We’re learning about our own history, our own migrations, but we have to do something different for the future. A major producer once argued that we have two hopes for humanity, one is to be able to populate distant planets, and the other is to alter our genetic code so we can survive in a very deteriorated environment here on the planet.
We’re working on both, and there are some exciting changes. Science is changing things very quickly. Think about how the Internet has changed all of our lives in the last decade or so. I assume most people here have an iPad, and that’s three years old, barely? And it’s hard to imagine life without an iPad in our culture. But very soon we’re going to be able to send something else across the Internet. We can now send biology at the speed of light, and this is one of the implications of our work, which we recorded two years ago making the first synthetic life form. We completely synthesized the genetic code of a cell starting with a digital code in the computer—it’s the ultimate interface between computers and biology. The digital code and the genetic code have a lot in common; something Schrodinger pointed out in 1943, saying it could be something as simple as the Morse code.
Digital code, as you know, is a binary code, and ones and zeroes, and your genetic code is literally four-base code with ACGs and Ts. We can now readily convert in between the two, and we can define life at its most basic level. Things that were a mystery fifty, sixty, seventy years ago, we now understand completely.
The idea that you’re basically a DNA-driven software device is not the view that people necessarily have of themselves. But every cell on this planet works that way in a biological-to-mechanical kind of fashion. No brain controlling what happens with DNA reading and protein synthesis in your cells. The combination of one hundred trillion cells gives different people different abilities to make wonderful music, to make science advances, to think, but every one of those cells operates in the same fashion.
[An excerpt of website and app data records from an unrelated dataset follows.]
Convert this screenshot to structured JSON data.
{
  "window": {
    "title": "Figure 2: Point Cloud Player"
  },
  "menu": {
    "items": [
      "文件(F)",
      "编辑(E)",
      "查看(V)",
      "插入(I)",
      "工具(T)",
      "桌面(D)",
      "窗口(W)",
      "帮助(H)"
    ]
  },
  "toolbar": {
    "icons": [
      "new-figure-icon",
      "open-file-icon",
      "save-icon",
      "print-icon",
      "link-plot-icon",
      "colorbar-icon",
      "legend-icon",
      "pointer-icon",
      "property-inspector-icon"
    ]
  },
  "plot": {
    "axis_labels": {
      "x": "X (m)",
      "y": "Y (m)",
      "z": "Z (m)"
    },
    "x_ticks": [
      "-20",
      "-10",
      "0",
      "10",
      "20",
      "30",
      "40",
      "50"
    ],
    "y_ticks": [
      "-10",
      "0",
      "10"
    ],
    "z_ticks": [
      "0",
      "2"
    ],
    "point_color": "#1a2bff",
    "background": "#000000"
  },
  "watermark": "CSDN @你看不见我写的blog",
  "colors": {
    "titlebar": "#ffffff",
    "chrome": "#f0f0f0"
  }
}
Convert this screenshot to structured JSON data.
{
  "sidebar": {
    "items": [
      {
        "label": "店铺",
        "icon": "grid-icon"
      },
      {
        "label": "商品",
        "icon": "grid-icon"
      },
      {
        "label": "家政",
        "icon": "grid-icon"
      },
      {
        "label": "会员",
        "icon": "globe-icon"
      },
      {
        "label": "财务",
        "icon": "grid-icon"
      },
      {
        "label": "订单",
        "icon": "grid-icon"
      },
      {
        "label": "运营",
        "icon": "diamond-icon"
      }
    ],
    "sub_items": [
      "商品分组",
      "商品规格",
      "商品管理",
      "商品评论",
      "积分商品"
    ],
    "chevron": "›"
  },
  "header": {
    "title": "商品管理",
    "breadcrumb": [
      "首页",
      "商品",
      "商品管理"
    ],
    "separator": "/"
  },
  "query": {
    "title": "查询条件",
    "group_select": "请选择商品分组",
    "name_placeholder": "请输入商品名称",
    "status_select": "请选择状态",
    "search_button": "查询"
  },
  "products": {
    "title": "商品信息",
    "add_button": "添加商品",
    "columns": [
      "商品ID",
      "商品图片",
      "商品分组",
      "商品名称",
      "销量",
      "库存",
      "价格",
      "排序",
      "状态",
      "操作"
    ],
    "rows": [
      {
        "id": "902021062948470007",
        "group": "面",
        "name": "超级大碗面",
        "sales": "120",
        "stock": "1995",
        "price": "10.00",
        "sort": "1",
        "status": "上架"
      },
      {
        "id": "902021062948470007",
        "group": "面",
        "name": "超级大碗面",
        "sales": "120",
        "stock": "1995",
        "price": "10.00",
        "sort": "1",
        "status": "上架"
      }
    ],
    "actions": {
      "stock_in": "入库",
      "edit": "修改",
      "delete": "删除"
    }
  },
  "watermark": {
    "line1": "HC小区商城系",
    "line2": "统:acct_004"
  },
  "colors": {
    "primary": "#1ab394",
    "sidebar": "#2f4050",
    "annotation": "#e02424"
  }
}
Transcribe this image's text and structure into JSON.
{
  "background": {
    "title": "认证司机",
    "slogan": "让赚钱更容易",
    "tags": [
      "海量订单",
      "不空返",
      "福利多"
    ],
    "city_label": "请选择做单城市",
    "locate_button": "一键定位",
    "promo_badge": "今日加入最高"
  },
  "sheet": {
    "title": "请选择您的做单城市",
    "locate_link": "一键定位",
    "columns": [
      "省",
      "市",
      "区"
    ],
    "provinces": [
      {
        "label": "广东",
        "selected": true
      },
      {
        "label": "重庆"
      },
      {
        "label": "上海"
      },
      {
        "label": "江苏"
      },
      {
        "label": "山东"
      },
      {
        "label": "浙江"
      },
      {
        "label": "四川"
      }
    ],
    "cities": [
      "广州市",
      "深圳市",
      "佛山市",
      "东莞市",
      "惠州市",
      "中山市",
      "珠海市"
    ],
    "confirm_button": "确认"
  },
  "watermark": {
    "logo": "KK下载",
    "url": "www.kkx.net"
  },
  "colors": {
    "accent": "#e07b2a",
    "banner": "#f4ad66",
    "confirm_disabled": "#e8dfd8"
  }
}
And that means we will be able to decode how the brain functions by understanding these same mechanisms. There’s no need to evoke mysticism or a higher being. That’s what Schrodinger did seventy years ago. He couldn’t explain things, so he did what people do when they can’t explain something. He evokes mysticism. But science is getting very advanced with regard our understanding life. We know what it is, and we now know how to reproduce it. We produce life by writing new software.
But DNA is not the engine of life, it’s the software of life; the proteins are the engines, they’re driven directly by that code in a very understandable, predictable fashion now. This has implications in many different areas.
We have teams trying to work on new sources of food, actually designing new food in the computer. It may be awhile before they taste as wonderful as some of the food we had tonight, but we can actually design foods that have very high nutritional components to them, and we’re learning a lot as a society about food chemistry. The Olympics are about to hit London. Many of the Olympic athletes have special physicians and nutritionists. They’re giving them certain types of proteins. These Olympic trainers can actually sculpt people’s bodies in very specific fashions, depending on which muscle groups they want it to go.
We are chemical beings, and we’re software-driven beings, and once you understand that, then you can write new software. Anything becomes possible. We’re trying to design cells to make new sources of energy, recycling carbon dioxide, getting these same cells to maybe use their recycled CO2 to make food, as well as fuel. It was an exciting change at least at a stage when we’re exhausting our existing natural resources, and unless we can just stop population expansion, we have to do something pretty drastic in new sources of food, fuel, water and medicine.
It’s an exciting time for science, it’s an exciting time for society, but I’m sure there are a lot of strange thoughts running through your minds about the implications of some of this and where it might take us. We were tossing around ideas earlier. We’re trying to make meat just by making beef and chicken muscle proteins without the cow and the chicken. And so I was calling it “motherless meat”. And then Brian Eno came up with the line that it was “murderless” meat.
Those of you who are vegetarians are going to have real dilemmas in the future of not knowing what’s meat and what’s vegetable, because in fact, we can grow these meat proteins in vegetables. In fact, vegetables have most of the same proteins that are in meat anyway. Our definitions of life are getting clearer; the social ambiguities are getting greater.